- [ABOUT THIS TASK]
Using the records below, please work out how many lines contain "Select"; answer with the number alone.
(MATERIAL SUPPLIED begins)
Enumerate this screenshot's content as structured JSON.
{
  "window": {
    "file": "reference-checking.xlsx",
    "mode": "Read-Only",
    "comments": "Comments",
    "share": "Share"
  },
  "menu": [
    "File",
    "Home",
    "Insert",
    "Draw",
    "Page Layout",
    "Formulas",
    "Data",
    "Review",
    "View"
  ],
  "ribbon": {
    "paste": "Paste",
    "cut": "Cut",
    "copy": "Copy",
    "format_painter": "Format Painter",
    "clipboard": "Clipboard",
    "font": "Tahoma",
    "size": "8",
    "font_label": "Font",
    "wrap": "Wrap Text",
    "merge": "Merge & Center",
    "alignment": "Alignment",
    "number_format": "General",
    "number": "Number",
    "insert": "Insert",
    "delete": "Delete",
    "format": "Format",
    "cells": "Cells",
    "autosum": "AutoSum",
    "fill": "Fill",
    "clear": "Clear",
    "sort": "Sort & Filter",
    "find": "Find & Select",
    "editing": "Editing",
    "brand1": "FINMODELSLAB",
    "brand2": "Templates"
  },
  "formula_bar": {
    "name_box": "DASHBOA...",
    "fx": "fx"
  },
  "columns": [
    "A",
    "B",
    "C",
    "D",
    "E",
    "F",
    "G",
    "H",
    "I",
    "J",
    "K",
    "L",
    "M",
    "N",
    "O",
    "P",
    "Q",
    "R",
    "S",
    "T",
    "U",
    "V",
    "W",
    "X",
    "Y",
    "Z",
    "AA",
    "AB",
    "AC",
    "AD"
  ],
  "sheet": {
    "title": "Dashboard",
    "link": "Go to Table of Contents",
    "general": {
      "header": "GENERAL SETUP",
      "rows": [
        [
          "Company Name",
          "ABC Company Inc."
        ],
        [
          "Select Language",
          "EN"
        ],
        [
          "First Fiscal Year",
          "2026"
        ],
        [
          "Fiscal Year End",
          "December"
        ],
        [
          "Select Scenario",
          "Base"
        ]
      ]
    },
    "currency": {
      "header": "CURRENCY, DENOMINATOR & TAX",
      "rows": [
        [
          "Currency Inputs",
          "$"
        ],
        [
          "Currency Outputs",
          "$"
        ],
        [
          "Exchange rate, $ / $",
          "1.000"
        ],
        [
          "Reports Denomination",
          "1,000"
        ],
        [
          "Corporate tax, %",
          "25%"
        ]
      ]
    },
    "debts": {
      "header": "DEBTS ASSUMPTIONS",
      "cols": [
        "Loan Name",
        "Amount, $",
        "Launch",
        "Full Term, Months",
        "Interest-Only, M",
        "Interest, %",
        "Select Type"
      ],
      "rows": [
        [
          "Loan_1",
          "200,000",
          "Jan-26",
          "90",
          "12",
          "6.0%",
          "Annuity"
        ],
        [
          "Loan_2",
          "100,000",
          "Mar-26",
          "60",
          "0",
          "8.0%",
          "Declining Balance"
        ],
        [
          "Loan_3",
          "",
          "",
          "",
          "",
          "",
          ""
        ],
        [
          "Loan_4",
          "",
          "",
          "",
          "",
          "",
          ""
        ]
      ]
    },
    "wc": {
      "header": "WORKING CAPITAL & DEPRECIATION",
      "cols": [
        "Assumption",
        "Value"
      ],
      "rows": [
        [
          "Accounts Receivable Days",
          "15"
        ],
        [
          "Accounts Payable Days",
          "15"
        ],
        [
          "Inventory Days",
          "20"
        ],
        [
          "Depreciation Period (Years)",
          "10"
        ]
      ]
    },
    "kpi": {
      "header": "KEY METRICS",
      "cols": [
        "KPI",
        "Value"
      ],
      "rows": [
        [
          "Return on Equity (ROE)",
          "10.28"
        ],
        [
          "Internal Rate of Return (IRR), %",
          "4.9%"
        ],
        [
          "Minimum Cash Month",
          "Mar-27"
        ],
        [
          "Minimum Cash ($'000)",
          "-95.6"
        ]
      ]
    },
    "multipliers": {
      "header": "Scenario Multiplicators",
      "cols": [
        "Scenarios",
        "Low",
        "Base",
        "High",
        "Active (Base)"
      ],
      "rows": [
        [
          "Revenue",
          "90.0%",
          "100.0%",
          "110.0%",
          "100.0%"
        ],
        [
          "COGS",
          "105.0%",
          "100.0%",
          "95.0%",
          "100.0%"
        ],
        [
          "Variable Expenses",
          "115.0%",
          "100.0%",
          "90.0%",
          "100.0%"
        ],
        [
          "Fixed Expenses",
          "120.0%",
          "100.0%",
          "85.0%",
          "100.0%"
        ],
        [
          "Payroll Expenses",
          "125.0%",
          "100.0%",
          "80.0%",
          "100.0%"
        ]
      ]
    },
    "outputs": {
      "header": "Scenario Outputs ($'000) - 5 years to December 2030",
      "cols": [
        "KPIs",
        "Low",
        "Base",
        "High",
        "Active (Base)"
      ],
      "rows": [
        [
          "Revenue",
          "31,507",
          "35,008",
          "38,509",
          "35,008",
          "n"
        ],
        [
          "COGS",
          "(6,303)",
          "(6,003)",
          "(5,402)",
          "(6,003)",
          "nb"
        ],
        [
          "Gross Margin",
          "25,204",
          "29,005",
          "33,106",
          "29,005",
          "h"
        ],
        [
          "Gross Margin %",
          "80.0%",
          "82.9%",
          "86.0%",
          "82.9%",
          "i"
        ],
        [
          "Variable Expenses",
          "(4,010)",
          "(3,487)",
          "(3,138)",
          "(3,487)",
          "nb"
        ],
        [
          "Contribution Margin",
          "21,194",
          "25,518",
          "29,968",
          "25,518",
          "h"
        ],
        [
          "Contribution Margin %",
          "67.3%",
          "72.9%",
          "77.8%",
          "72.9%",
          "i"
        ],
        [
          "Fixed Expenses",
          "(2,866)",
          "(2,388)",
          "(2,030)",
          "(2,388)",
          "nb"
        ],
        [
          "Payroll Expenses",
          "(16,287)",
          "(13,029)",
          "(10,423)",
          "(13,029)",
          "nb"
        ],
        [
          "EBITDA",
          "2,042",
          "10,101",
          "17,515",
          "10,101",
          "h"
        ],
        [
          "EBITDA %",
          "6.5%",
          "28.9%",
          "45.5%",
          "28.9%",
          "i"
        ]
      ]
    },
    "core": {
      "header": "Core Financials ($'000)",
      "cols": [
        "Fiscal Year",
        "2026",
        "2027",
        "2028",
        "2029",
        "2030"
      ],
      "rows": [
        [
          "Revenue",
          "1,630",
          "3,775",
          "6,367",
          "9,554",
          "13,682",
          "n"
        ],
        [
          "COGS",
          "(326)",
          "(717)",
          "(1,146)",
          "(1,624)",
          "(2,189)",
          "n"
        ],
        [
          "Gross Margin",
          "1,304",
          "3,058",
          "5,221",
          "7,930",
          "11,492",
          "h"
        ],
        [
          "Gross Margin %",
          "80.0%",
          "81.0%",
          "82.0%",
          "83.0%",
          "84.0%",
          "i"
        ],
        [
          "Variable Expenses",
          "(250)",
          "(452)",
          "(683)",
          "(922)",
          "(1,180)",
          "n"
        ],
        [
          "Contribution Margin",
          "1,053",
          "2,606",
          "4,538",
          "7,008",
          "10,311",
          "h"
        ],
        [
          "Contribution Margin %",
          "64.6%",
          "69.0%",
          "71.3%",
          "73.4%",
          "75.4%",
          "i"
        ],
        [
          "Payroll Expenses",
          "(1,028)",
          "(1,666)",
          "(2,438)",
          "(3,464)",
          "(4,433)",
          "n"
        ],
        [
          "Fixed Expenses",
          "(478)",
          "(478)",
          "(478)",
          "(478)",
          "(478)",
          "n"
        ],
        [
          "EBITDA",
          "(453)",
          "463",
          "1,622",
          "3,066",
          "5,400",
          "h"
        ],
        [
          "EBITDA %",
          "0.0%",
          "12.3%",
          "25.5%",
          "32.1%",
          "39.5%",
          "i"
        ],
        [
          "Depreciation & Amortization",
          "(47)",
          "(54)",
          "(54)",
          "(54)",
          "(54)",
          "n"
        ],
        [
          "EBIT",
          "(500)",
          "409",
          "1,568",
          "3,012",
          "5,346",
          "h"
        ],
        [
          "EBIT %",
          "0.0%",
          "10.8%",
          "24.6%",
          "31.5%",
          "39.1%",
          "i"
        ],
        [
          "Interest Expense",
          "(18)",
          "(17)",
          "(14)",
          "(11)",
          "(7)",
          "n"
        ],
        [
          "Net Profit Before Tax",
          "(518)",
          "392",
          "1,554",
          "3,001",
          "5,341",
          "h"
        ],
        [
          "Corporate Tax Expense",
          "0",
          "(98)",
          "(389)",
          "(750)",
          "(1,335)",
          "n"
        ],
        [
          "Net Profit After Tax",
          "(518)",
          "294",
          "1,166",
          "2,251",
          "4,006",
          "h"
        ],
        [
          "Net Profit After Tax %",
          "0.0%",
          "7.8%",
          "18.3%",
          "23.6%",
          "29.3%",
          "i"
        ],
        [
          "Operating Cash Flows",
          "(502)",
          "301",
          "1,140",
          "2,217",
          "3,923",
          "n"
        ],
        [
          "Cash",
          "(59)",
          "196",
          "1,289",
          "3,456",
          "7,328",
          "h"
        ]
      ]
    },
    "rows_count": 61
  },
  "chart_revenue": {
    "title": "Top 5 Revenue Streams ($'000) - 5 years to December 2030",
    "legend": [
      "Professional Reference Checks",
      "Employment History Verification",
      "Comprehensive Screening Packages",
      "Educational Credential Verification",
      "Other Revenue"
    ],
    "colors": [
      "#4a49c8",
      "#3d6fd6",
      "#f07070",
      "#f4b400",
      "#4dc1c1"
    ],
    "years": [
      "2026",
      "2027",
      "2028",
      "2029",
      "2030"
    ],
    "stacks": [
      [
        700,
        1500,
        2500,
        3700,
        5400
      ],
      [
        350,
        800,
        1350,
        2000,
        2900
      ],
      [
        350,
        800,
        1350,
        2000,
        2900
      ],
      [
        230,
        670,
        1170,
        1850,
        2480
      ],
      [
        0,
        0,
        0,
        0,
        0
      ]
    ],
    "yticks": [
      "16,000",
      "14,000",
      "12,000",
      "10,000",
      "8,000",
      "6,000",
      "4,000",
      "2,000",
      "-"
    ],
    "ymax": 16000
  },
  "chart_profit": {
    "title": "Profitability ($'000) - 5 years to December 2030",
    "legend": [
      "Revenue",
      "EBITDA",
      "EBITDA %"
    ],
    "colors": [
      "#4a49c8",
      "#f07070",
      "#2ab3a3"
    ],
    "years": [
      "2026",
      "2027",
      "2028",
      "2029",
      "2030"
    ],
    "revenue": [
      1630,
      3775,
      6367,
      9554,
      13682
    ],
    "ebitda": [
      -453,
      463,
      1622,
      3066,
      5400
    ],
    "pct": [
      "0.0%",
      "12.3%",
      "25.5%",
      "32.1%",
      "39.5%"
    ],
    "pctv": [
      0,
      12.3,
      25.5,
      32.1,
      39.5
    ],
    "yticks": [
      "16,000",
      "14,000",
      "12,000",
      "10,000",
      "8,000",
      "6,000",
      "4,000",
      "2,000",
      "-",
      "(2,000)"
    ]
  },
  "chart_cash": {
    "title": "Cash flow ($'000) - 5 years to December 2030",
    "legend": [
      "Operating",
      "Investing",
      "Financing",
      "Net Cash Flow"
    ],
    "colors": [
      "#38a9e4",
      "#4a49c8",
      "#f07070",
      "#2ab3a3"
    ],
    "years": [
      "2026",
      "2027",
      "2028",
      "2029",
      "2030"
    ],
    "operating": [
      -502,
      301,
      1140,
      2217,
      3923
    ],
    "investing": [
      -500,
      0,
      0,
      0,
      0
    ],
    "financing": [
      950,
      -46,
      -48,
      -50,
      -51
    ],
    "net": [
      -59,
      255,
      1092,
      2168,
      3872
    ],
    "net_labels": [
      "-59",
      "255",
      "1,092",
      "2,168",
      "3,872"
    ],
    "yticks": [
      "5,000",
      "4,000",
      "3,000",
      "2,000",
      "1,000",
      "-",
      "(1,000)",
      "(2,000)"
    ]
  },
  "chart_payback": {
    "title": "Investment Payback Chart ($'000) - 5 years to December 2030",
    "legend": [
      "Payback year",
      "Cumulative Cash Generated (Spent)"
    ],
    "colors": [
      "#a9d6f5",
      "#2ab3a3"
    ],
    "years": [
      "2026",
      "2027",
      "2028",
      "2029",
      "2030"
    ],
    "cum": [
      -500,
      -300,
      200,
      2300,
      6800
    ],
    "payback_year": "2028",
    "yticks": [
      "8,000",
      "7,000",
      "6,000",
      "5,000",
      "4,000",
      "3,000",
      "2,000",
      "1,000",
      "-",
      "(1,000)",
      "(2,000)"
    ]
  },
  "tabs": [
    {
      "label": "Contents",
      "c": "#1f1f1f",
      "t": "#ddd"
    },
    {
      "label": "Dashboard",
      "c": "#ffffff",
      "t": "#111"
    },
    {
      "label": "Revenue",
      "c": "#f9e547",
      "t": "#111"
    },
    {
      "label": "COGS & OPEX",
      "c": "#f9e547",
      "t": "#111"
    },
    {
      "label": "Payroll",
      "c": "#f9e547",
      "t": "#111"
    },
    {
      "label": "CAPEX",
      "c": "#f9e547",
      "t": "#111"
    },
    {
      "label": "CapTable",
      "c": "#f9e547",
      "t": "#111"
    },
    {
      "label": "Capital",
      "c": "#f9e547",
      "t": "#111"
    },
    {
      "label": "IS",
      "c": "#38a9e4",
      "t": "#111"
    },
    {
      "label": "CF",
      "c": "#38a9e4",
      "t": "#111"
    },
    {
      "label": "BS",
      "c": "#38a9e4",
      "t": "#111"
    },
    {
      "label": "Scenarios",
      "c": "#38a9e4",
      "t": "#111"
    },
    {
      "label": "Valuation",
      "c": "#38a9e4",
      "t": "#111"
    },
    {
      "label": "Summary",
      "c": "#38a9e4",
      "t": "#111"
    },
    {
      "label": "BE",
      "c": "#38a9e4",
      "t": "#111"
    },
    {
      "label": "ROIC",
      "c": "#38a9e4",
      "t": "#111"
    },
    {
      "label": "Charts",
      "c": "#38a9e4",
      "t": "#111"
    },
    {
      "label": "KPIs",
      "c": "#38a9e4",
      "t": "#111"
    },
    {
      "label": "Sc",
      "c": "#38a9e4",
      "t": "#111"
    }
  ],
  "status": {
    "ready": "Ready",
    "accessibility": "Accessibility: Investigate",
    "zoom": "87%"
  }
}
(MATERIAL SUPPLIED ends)
- [WRITTEN ANSWER]
4